Task brief:
From the listing below, work out how many lines contain "already"; the answer is that number and nothing more.

Exercise inputs:
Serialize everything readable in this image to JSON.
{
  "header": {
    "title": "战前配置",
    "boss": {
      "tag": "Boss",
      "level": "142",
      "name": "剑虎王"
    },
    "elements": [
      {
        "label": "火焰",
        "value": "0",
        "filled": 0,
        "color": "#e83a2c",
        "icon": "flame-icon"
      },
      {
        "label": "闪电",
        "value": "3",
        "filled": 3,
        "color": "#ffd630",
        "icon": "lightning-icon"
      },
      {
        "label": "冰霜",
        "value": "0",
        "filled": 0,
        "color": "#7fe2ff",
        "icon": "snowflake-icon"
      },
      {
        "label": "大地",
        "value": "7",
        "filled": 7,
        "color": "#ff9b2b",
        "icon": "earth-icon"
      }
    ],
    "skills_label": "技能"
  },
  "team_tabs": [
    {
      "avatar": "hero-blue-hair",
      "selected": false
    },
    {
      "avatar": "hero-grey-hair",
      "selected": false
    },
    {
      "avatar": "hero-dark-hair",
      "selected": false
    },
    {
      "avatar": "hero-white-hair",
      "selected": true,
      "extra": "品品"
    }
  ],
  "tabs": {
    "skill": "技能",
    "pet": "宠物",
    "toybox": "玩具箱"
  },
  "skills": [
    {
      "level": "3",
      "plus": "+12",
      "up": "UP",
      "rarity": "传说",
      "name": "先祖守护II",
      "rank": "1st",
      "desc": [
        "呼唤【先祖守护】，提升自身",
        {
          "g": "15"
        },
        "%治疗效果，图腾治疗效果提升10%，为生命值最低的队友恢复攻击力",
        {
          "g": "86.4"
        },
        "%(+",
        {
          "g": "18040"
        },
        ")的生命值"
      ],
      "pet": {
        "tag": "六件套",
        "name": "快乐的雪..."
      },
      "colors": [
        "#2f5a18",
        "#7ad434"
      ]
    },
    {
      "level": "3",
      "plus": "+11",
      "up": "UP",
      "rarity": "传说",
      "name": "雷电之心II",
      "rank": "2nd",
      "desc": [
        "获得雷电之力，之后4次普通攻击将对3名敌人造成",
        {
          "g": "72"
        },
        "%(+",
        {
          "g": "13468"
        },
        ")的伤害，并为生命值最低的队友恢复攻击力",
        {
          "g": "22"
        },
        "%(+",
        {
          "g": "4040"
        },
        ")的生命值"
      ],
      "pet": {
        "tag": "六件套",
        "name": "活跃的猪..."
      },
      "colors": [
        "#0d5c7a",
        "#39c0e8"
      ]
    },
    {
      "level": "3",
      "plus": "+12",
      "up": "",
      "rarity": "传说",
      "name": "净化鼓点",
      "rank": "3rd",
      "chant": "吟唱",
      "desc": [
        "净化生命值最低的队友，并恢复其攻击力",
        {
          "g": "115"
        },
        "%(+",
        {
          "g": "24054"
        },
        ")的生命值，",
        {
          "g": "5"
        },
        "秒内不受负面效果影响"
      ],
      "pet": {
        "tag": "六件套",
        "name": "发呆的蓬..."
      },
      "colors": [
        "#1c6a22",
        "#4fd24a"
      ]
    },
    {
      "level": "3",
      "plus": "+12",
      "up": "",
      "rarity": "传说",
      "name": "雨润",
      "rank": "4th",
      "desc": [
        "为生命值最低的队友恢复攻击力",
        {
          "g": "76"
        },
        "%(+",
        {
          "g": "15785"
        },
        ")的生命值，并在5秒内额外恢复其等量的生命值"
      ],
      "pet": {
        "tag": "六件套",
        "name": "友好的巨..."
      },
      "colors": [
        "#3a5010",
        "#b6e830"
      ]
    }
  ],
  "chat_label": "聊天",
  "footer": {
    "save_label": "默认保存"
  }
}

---

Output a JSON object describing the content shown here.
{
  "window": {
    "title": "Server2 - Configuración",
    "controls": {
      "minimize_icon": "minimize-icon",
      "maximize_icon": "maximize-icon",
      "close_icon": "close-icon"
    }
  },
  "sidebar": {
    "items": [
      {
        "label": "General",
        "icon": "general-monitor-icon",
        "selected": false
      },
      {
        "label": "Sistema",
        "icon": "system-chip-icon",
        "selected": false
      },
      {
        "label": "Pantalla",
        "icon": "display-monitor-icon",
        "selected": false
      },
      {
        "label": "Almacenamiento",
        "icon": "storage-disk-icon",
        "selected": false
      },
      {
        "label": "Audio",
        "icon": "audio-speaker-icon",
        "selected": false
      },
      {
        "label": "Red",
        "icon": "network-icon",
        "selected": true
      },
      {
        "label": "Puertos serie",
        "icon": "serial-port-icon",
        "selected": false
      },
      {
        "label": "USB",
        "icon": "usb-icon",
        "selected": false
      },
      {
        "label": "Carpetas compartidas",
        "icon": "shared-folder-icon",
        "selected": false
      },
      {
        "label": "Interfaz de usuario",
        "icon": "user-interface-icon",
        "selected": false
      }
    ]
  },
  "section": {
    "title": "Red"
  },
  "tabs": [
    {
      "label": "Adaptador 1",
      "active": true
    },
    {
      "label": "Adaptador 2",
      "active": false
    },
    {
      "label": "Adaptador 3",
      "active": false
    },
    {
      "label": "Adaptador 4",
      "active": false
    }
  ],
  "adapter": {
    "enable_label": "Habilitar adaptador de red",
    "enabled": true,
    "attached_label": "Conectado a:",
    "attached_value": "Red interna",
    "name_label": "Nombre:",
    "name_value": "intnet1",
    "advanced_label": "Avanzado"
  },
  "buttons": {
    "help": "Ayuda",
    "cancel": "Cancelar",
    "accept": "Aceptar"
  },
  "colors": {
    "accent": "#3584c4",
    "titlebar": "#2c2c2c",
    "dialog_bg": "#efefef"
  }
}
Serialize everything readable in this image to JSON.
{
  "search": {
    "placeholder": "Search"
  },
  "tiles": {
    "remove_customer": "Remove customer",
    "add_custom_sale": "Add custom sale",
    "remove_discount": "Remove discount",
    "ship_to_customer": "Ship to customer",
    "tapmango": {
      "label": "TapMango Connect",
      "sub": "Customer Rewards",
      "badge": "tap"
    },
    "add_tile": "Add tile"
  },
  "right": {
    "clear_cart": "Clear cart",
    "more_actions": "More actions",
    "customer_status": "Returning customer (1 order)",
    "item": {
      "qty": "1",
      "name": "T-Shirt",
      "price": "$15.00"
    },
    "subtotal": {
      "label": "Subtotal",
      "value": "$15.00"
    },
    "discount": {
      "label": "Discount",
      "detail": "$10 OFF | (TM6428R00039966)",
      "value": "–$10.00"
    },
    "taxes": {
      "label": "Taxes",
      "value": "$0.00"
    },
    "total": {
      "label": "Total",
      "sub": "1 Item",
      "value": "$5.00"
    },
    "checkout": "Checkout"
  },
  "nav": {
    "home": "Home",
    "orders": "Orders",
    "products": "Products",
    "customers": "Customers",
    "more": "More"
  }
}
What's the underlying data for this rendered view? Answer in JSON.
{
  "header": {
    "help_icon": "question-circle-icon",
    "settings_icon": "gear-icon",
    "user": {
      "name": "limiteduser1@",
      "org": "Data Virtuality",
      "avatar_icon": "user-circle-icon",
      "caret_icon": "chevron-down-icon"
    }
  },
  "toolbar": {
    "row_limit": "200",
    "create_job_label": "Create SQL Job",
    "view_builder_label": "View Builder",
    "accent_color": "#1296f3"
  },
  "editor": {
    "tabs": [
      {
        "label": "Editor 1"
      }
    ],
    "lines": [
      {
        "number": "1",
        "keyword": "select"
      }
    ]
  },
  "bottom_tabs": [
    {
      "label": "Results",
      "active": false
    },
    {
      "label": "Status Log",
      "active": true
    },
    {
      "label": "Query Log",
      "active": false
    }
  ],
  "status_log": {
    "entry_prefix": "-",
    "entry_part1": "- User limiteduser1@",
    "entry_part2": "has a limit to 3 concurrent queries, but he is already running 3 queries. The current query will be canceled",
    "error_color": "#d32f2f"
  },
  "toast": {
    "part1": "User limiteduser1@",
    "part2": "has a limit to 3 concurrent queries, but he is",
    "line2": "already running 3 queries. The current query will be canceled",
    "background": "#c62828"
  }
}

Exercise answer:
2